When I told a friend of mine that I would not be watching TV in January, her response was, “you picked one of the longest, coldest, darkest months of the year to go without television???”
I had to admit when she put it that way I was a little nervous I might not get through the whole month but I did with one exception. I found out that my favorite vintage TV show was back on the air. So, I allowed myself one hour a week. I still call that a success.
So, what happened when I stopped watching TV? For starters, I read more. I finished four books, started two more and listened to a lengthy audiobook. I was very pleased as reading again was one of my goals when I started this little experiment.
Another aspiration was to sleep more. The first night I did but then it got more challenging again. My insomnia not only thundered back, it brought a friend- an ear worm named Mr Jones. During the first week, I heard the catchy Counting Crows song and it stayed with me for the rest of the month. Every quiet moment and especially between 1AM and 4AM that song plagued me. It felt like I would never get it out of my head. (The antidote turned out to be Everybody Have Fun Tonight (Everybody Wang Chung Tonight) Who would have guessed that?)
My suspicion is that without the distraction TV normally provides my brain, my “monkey mind” (as meditators like to call it) was going into overdrive to deal with the change. Our brains don’t like change and we are hard-wired to resist it. It’s a well-intentioned effort by our brains to keep us safe. Familiarity is good. Change is scary to our brains because we don’t know what is going to happen. Even something seemingly insignificant like not watching television can have an impact if it is departure from the norm.
My brain may have been on to something because without the mind-numbing diversion of television, I started to become very aware of how tired I have been for a very long time. Chronic Fatigue is not a new thing for me but I have learned a lot over the decades on how to deal with it. I realized during this challenge that I had stopped doing things that helped and started doing things that didn’t. One example is my diet had become less than stellar.
I have remained a vegetarian for over 20 years and dairy-free for over 10 but I had started eating eggs again a little over a year ago. Worse than that, I was relying too often on processed foods like dairy-free cheese, margarine, bread and pasta. Of course, I had become used to eating these things in front of the TV to boot.

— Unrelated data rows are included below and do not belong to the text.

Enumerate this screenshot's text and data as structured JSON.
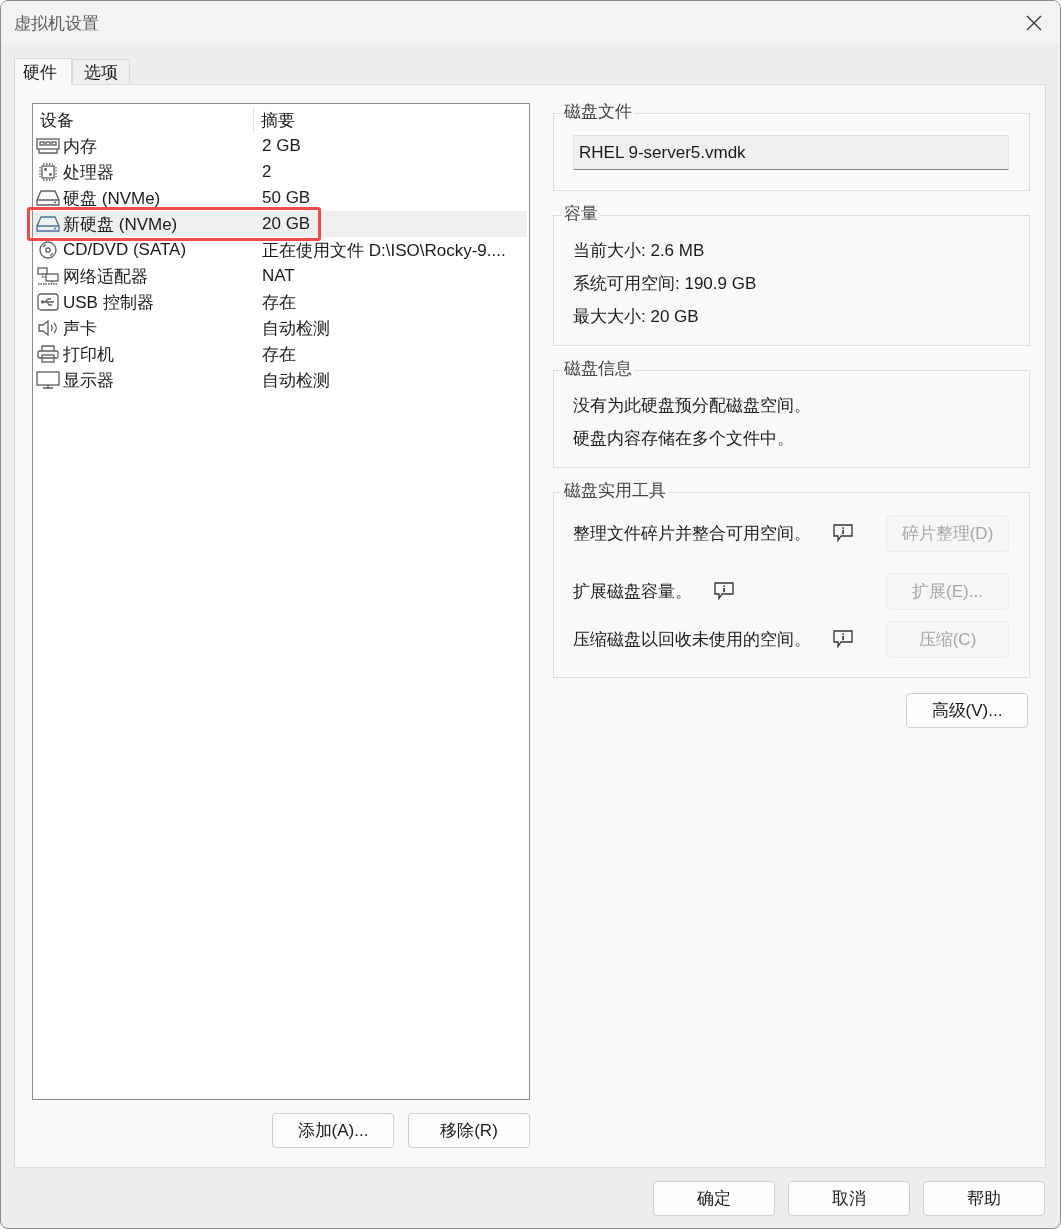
{
  "window": {
    "title": "虚拟机设置"
  },
  "tabs": [
    {
      "label": "硬件",
      "selected": true
    },
    {
      "label": "选项",
      "selected": false
    }
  ],
  "devices": {
    "columns": [
      "设备",
      "摘要"
    ],
    "rows": [
      {
        "kind": "memory",
        "name": "内存",
        "summary": "2 GB",
        "selected": false,
        "highlighted": false
      },
      {
        "kind": "processor",
        "name": "处理器",
        "summary": "2",
        "selected": false,
        "highlighted": false
      },
      {
        "kind": "disk",
        "name": "硬盘 (NVMe)",
        "summary": "50 GB",
        "selected": false,
        "highlighted": false
      },
      {
        "kind": "disk",
        "name": "新硬盘 (NVMe)",
        "summary": "20 GB",
        "selected": true,
        "highlighted": true
      },
      {
        "kind": "cdrom",
        "name": "CD/DVD (SATA)",
        "summary": "正在使用文件 D:\\ISO\\Rocky-9....",
        "selected": false,
        "highlighted": false
      },
      {
        "kind": "network",
        "name": "网络适配器",
        "summary": "NAT",
        "selected": false,
        "highlighted": false
      },
      {
        "kind": "usb",
        "name": "USB 控制器",
        "summary": "存在",
        "selected": false,
        "highlighted": false
      },
      {
        "kind": "sound",
        "name": "声卡",
        "summary": "自动检测",
        "selected": false,
        "highlighted": false
      },
      {
        "kind": "printer",
        "name": "打印机",
        "summary": "存在",
        "selected": false,
        "highlighted": false
      },
      {
        "kind": "display",
        "name": "显示器",
        "summary": "自动检测",
        "selected": false,
        "highlighted": false
      }
    ]
  },
  "device_buttons": [
    "添加(A)...",
    "移除(R)"
  ],
  "disk_file": {
    "title": "磁盘文件",
    "value": "RHEL 9-server5.vmdk"
  },
  "capacity": {
    "title": "容量",
    "lines": [
      "当前大小: 2.6 MB",
      "系统可用空间: 190.9 GB",
      "最大大小: 20 GB"
    ]
  },
  "disk_info": {
    "title": "磁盘信息",
    "lines": [
      "没有为此硬盘预分配磁盘空间。",
      "硬盘内容存储在多个文件中。"
    ]
  },
  "utilities": {
    "title": "磁盘实用工具",
    "items": [
      {
        "text": "整理文件碎片并整合可用空间。",
        "button": "碎片整理(D)",
        "disabled": true
      },
      {
        "text": "扩展磁盘容量。",
        "button": "扩展(E)...",
        "disabled": true
      },
      {
        "text": "压缩磁盘以回收未使用的空间。",
        "button": "压缩(C)",
        "disabled": true
      }
    ]
  },
  "advanced_button": "高级(V)...",
  "dialog_buttons": [
    "确定",
    "取消",
    "帮助"
  ]
}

Now, I am preparing food mostly from scratch again and including lots of fruit, salads, veggies, nuts and seeds. Eggs are off the menu again. I am starting to feel better and… (drum roll) SLEEP BETTER!
I have one caveat to share before I wrap this post up. I noticed that when I stopped watching TV that my internet time increased. I was watching a lot of Youtube videos. Youtube is a good resource when you want to learn about something you are thinking about trying. I realized though that I was swapping one screen for another. I didn’t need to watch 20 videos on how to make Kombucha. One or two would have sufficed. Not to mention- I received The Art of Fermentation by Sandor Katz for Christmas.
Going TV-free for January turned out to be a really worthwhile challenge. I am making changes as a result that are having a positive impact on my life. So, I decided to keep going to see what other improvements can be made. What do you think would improve your life if you stopped doing it?